The pandemic has produced some strong real estate winners and losers. Winners
include suburban housing. Another winner is industrials. (See the accompanying
article, "Industrial Revival.") A third - and perhaps the biggest, bucking
analysts' early predictions - has been apartments.
At the start of the pandemic, analysts were forecasting a decline for apartments.
CoStar, a major commercial real estate data tracker, assembled a team that
answered the question that was on everyone's mind: what is this virus going to
do to my apartment investment? The picture for apartments looked grim. Apartment
dwellers were losing their jobs and would soon be unable to pay their rent.
Government would seek to protect people from eviction and would institute
eviction bans. Without eviction, landlords would be powerless in the face of
tenants stopping their rent payments. And everyone would want to be leaving those

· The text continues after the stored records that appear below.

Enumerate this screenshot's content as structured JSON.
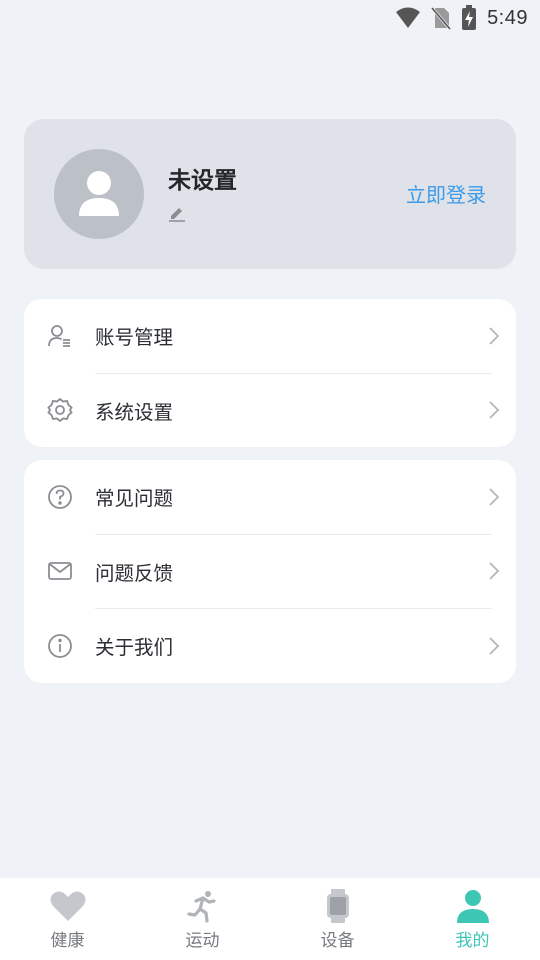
{
  "status_bar": {
    "time": "5:49"
  },
  "profile": {
    "name": "未设置",
    "login_label": "立即登录",
    "icons": {
      "avatar": "person-icon",
      "edit": "pencil-icon"
    }
  },
  "menu_group_1": [
    {
      "label": "账号管理",
      "icon": "user-account-icon"
    },
    {
      "label": "系统设置",
      "icon": "gear-icon"
    }
  ],
  "menu_group_2": [
    {
      "label": "常见问题",
      "icon": "question-circle-icon"
    },
    {
      "label": "问题反馈",
      "icon": "envelope-icon"
    },
    {
      "label": "关于我们",
      "icon": "info-circle-icon"
    }
  ],
  "bottom_nav": [
    {
      "label": "健康",
      "icon": "heart-icon",
      "active": false
    },
    {
      "label": "运动",
      "icon": "running-icon",
      "active": false
    },
    {
      "label": "设备",
      "icon": "watch-icon",
      "active": false
    },
    {
      "label": "我的",
      "icon": "person-icon",
      "active": true
    }
  ],
  "colors": {
    "background": "#eff2f6",
    "profile_card": "#dfe2e8",
    "accent_link": "#3d9be9",
    "active_tab": "#3ec6b4",
    "inactive_icon": "#c4c7cc"
  }
}
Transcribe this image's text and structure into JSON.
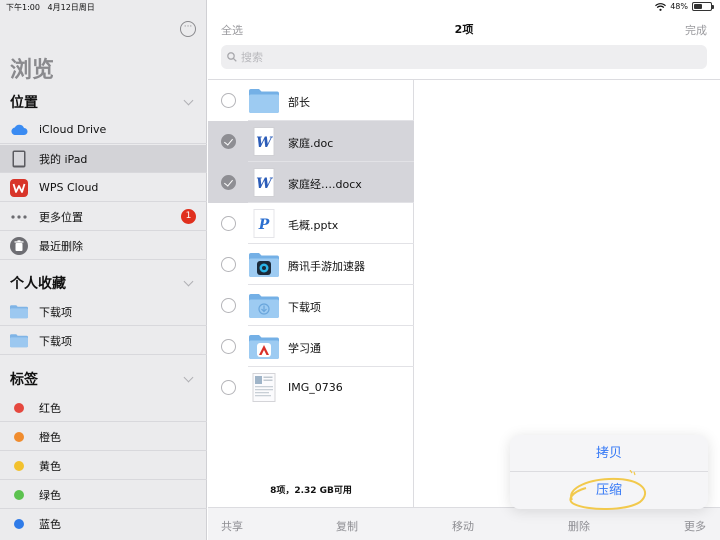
{
  "status_bar": {
    "time": "下午1:00",
    "date": "4月12日周日",
    "battery": "48%",
    "battery_level": 0.48
  },
  "sidebar": {
    "title": "浏览",
    "sections": {
      "locations": "位置",
      "favorites": "个人收藏",
      "tags": "标签"
    },
    "locations": [
      {
        "label": "iCloud Drive",
        "icon": "icloud-icon"
      },
      {
        "label": "我的 iPad",
        "icon": "ipad-icon",
        "selected": true
      },
      {
        "label": "WPS Cloud",
        "icon": "wps-icon"
      },
      {
        "label": "更多位置",
        "icon": "more-dots-icon",
        "badge": "1"
      },
      {
        "label": "最近删除",
        "icon": "trash-icon"
      }
    ],
    "favorites": [
      {
        "label": "下载项",
        "icon": "folder-icon"
      },
      {
        "label": "下载项",
        "icon": "folder-icon"
      }
    ],
    "tags": [
      {
        "label": "红色",
        "color": "#e5483f"
      },
      {
        "label": "橙色",
        "color": "#f08c2e"
      },
      {
        "label": "黄色",
        "color": "#f2c12e"
      },
      {
        "label": "绿色",
        "color": "#5cc24f"
      },
      {
        "label": "蓝色",
        "color": "#2f7be8"
      }
    ]
  },
  "header": {
    "select_all": "全选",
    "count": "2项",
    "done": "完成",
    "search_placeholder": "搜索"
  },
  "files": [
    {
      "name": "部长",
      "type": "folder",
      "selected": false
    },
    {
      "name": "家庭.doc",
      "type": "word",
      "selected": true
    },
    {
      "name": "家庭经….docx",
      "type": "word",
      "selected": true
    },
    {
      "name": "毛概.pptx",
      "type": "ppt",
      "selected": false
    },
    {
      "name": "腾讯手游加速器",
      "type": "folder-app",
      "selected": false
    },
    {
      "name": "下载项",
      "type": "folder-download",
      "selected": false
    },
    {
      "name": "学习通",
      "type": "folder-app2",
      "selected": false
    },
    {
      "name": "IMG_0736",
      "type": "image",
      "selected": false
    }
  ],
  "footer_info": "8项，2.32 GB可用",
  "toolbar": {
    "share": "共享",
    "copy": "复制",
    "move": "移动",
    "delete": "删除",
    "more": "更多"
  },
  "popover": {
    "duplicate": "拷贝",
    "compress": "压缩"
  },
  "colors": {
    "accent": "#3478f6",
    "badge": "#e0301e",
    "sidebar_bg": "#ebebed",
    "selected_row": "#d5d5da"
  }
}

apartments. Apartments are tight quarters, with tenants tight up against one
another. Tight quarters were a great way to catch the virus. An exodus for
anyone with a way to exit seemed to be on the horizon. The CoStar team read these

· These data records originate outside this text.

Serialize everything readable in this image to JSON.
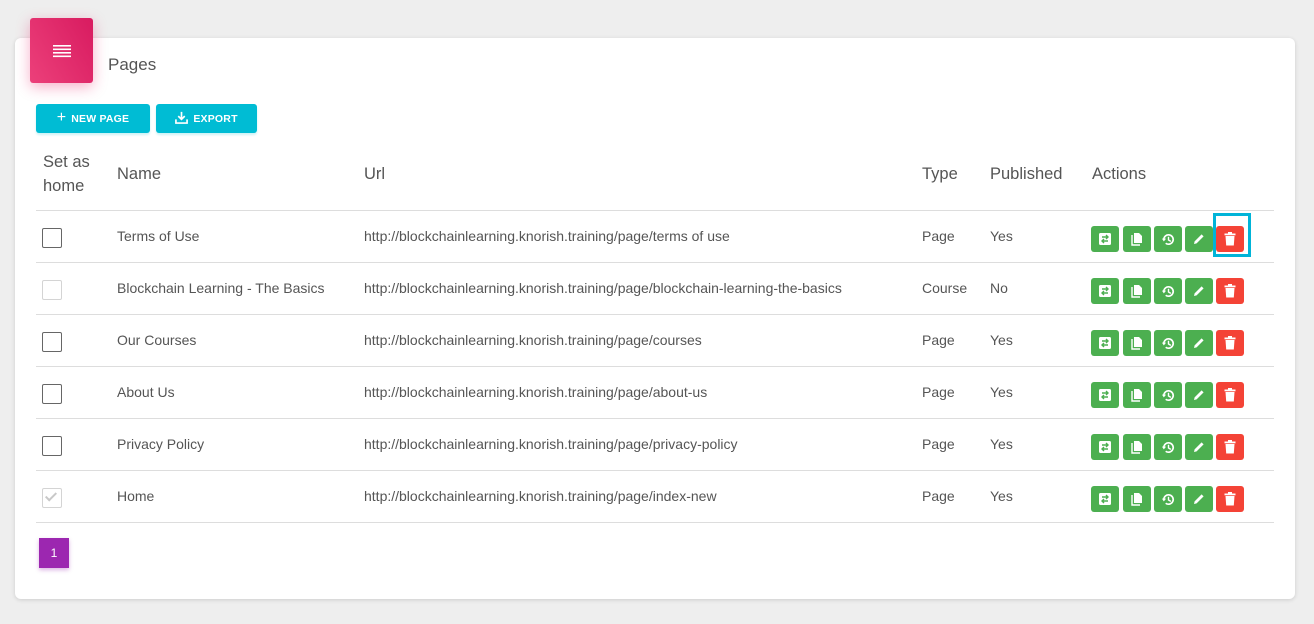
{
  "header": {
    "title": "Pages",
    "icon": "list-icon",
    "accent": "#e91e63"
  },
  "toolbar": {
    "new_page_label": "NEW PAGE",
    "export_label": "EXPORT",
    "button_color": "#00bcd4"
  },
  "table": {
    "columns": {
      "set_home_line1": "Set as",
      "set_home_line2": "home",
      "name": "Name",
      "url": "Url",
      "type": "Type",
      "published": "Published",
      "actions": "Actions"
    },
    "rows": [
      {
        "set_home": "unchecked",
        "name": "Terms of Use",
        "url": "http://blockchainlearning.knorish.training/page/terms of use",
        "type": "Page",
        "published": "Yes"
      },
      {
        "set_home": "disabled",
        "name": "Blockchain Learning - The Basics",
        "url": "http://blockchainlearning.knorish.training/page/blockchain-learning-the-basics",
        "type": "Course",
        "published": "No"
      },
      {
        "set_home": "unchecked",
        "name": "Our Courses",
        "url": "http://blockchainlearning.knorish.training/page/courses",
        "type": "Page",
        "published": "Yes"
      },
      {
        "set_home": "unchecked",
        "name": "About Us",
        "url": "http://blockchainlearning.knorish.training/page/about-us",
        "type": "Page",
        "published": "Yes"
      },
      {
        "set_home": "unchecked",
        "name": "Privacy Policy",
        "url": "http://blockchainlearning.knorish.training/page/privacy-policy",
        "type": "Page",
        "published": "Yes"
      },
      {
        "set_home": "checked-disabled",
        "name": "Home",
        "url": "http://blockchainlearning.knorish.training/page/index-new",
        "type": "Page",
        "published": "Yes"
      }
    ],
    "action_icons": [
      "swap-icon",
      "copy-icon",
      "history-icon",
      "edit-icon",
      "delete-icon"
    ],
    "action_color": "#4caf50",
    "delete_color": "#f44336"
  },
  "pagination": {
    "current_page": "1",
    "color": "#9c27b0"
  }
}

tea leaves and foresaw a pending price decline of 25% for apartments nationwide.
(See CoStar's prediction of a 120 basis point increase in capitalization rates

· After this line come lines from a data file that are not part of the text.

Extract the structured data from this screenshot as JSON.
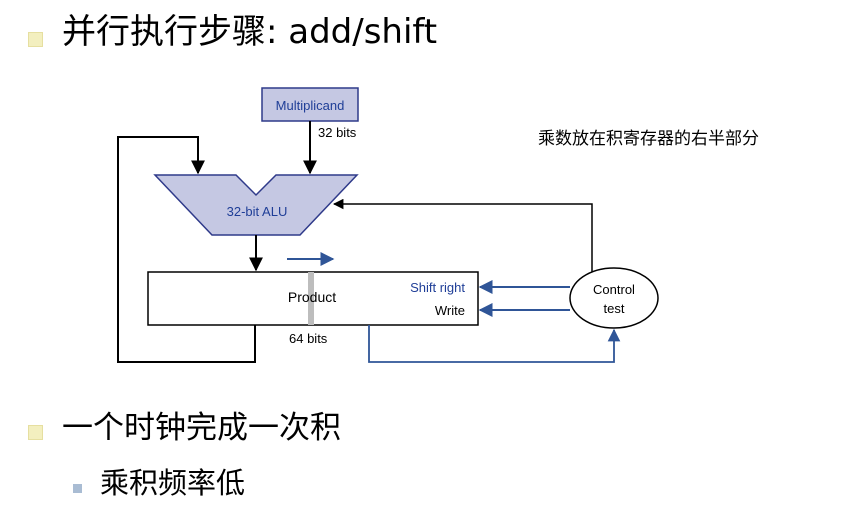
{
  "slide": {
    "title": "并行执行步骤: add/shift",
    "side_note": "乘数放在积寄存器的右半部分",
    "bullet_1": "一个时钟完成一次积",
    "sub_bullet_1": "乘积频率低"
  },
  "diagram": {
    "multiplicand_label": "Multiplicand",
    "multiplicand_bits": "32 bits",
    "alu_label": "32-bit ALU",
    "product_label": "Product",
    "product_bits": "64 bits",
    "shift_right_label": "Shift right",
    "write_label": "Write",
    "control_label_line1": "Control",
    "control_label_line2": "test"
  },
  "colors": {
    "block_fill": "#c5c8e3",
    "block_stroke": "#2f3a8a",
    "blue_text": "#1f3e97",
    "control_arrow": "#2f5597",
    "divider_gray": "#bdbdbd",
    "bullet_main": "#f3efbf",
    "bullet_sub": "#a9bcd3"
  }
}
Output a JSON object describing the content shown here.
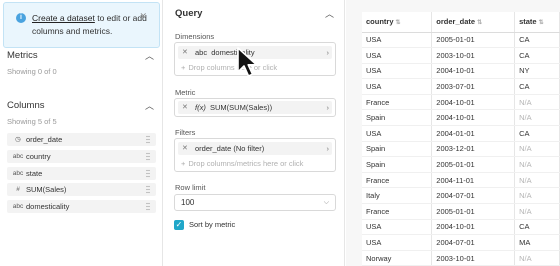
{
  "notice": {
    "link_text": "Create a dataset",
    "text_after": " to edit or add columns and metrics."
  },
  "metrics": {
    "title": "Metrics",
    "subtitle": "Showing 0 of 0"
  },
  "columns": {
    "title": "Columns",
    "subtitle": "Showing 5 of 5",
    "items": [
      {
        "icon": "◷",
        "label": "order_date"
      },
      {
        "icon": "abc",
        "label": "country"
      },
      {
        "icon": "abc",
        "label": "state"
      },
      {
        "icon": "#",
        "label": "SUM(Sales)"
      },
      {
        "icon": "abc",
        "label": "domesticality"
      }
    ]
  },
  "query": {
    "title": "Query",
    "dimensions": {
      "label": "Dimensions",
      "pill_type": "abc",
      "pill_value": "domesticality",
      "drop_hint": "Drop columns here or click"
    },
    "metric": {
      "label": "Metric",
      "pill_type": "f(x)",
      "pill_value": "SUM(SUM(Sales))"
    },
    "filters": {
      "label": "Filters",
      "pill_value": "order_date (No filter)",
      "drop_hint": "Drop columns/metrics here or click"
    },
    "row_limit": {
      "label": "Row limit",
      "value": "100"
    },
    "sort_by_metric": {
      "label": "Sort by metric",
      "checked": true
    }
  },
  "table": {
    "headers": [
      "country",
      "order_date",
      "state"
    ],
    "rows": [
      [
        "USA",
        "2005-01-01",
        "CA"
      ],
      [
        "USA",
        "2003-10-01",
        "CA"
      ],
      [
        "USA",
        "2004-10-01",
        "NY"
      ],
      [
        "USA",
        "2003-07-01",
        "CA"
      ],
      [
        "France",
        "2004-10-01",
        "N/A"
      ],
      [
        "Spain",
        "2004-10-01",
        "N/A"
      ],
      [
        "USA",
        "2004-01-01",
        "CA"
      ],
      [
        "Spain",
        "2003-12-01",
        "N/A"
      ],
      [
        "Spain",
        "2005-01-01",
        "N/A"
      ],
      [
        "France",
        "2004-11-01",
        "N/A"
      ],
      [
        "Italy",
        "2004-07-01",
        "N/A"
      ],
      [
        "France",
        "2005-01-01",
        "N/A"
      ],
      [
        "USA",
        "2004-10-01",
        "CA"
      ],
      [
        "USA",
        "2004-07-01",
        "MA"
      ],
      [
        "Norway",
        "2003-10-01",
        "N/A"
      ]
    ]
  }
}
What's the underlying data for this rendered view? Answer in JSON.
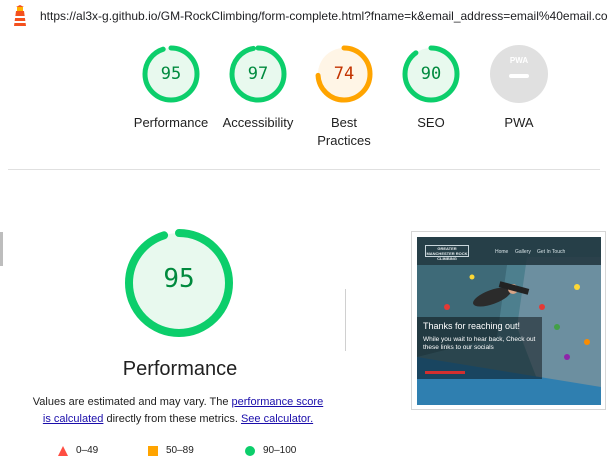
{
  "browser": {
    "url": "https://al3x-g.github.io/GM-RockClimbing/form-complete.html?fname=k&email_address=email%40email.com"
  },
  "categories": [
    {
      "key": "performance",
      "label": "Performance",
      "score": "95",
      "fraction": 0.95,
      "color": "#0cce6b",
      "text_color": "#008a3e",
      "fill": "#e8f9ee"
    },
    {
      "key": "accessibility",
      "label": "Accessibility",
      "score": "97",
      "fraction": 0.97,
      "color": "#0cce6b",
      "text_color": "#008a3e",
      "fill": "#e8f9ee"
    },
    {
      "key": "best-practices",
      "label_line1": "Best",
      "label_line2": "Practices",
      "score": "74",
      "fraction": 0.74,
      "color": "#ffa400",
      "text_color": "#c33300",
      "fill": "#fff5e6"
    },
    {
      "key": "seo",
      "label": "SEO",
      "score": "90",
      "fraction": 0.9,
      "color": "#0cce6b",
      "text_color": "#008a3e",
      "fill": "#e8f9ee"
    },
    {
      "key": "pwa",
      "label": "PWA",
      "badge": "PWA",
      "fill": "#e0e0e0"
    }
  ],
  "summary": {
    "score": "95",
    "fraction": 0.95,
    "title": "Performance",
    "note_prefix": "Values are estimated and may vary. The ",
    "link_score": "performance score is calculated",
    "note_middle": " directly from these metrics. ",
    "link_calculator": "See calculator."
  },
  "legend": [
    {
      "range": "0–49",
      "shape": "triangle",
      "color": "#ff4e42"
    },
    {
      "range": "50–89",
      "shape": "square",
      "color": "#ffa400"
    },
    {
      "range": "90–100",
      "shape": "circle",
      "color": "#0cce6b"
    }
  ],
  "screenshot": {
    "logo_text": "GREATER MANCHESTER ROCK CLIMBING",
    "nav_links": [
      "Home",
      "Gallery",
      "Get In Touch"
    ],
    "heading": "Thanks for reaching out!",
    "body": "While you wait to hear back, Check out these links to our socials"
  }
}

for apartments, equal to a 25% capitalization rate increase and a resulting 25%
What happened was the opposite.
Zaxia tracks the median price trend for three family houses in the communities
where small apartments concentrate in Greater Boston and its suburbs. Zaxia
measured a 37% increase in the median price of three-family houses in Greater
Boston from the start of the pandemic to mid 2021. The trend follows a more
stable trend in the period preceding the pandemic. The price rise was not the
result of a rise in rents. It was the result of investors accepting a lower
initial rate of return on their apartment investments. Capitalization rates are
a measure of the rate of return. They move inversely to prices. That is, when
prices rise, capitalization rates fall. Prices for small apartments have
stabilized in the past two quarters, according to Zaxia data. Investors are
taking a break from the strong price run-up.
The same trend is evident in the large apartment sector. PriceWaterhouseCoopers
tracks the trend of capitalization rates for large-scale institutional investments
nationwide. At a time when it appeared that apartment capitalization rates could
decline no further in early 2020, they proceeded to decline by 80 basis points,
according to PwC's most recent data. A decline of 80 basis points is a decline
of 15% from PwC's median apartment capitalization rate, reflecting a price
increase at the same 15% rate.
A couple of lessons are available to all of us from this. One is that trends are
not always as predictable as they may seem on day one. Another is that, in spite
of whatever else may be going on, as investments, apartments are a pretty good bet.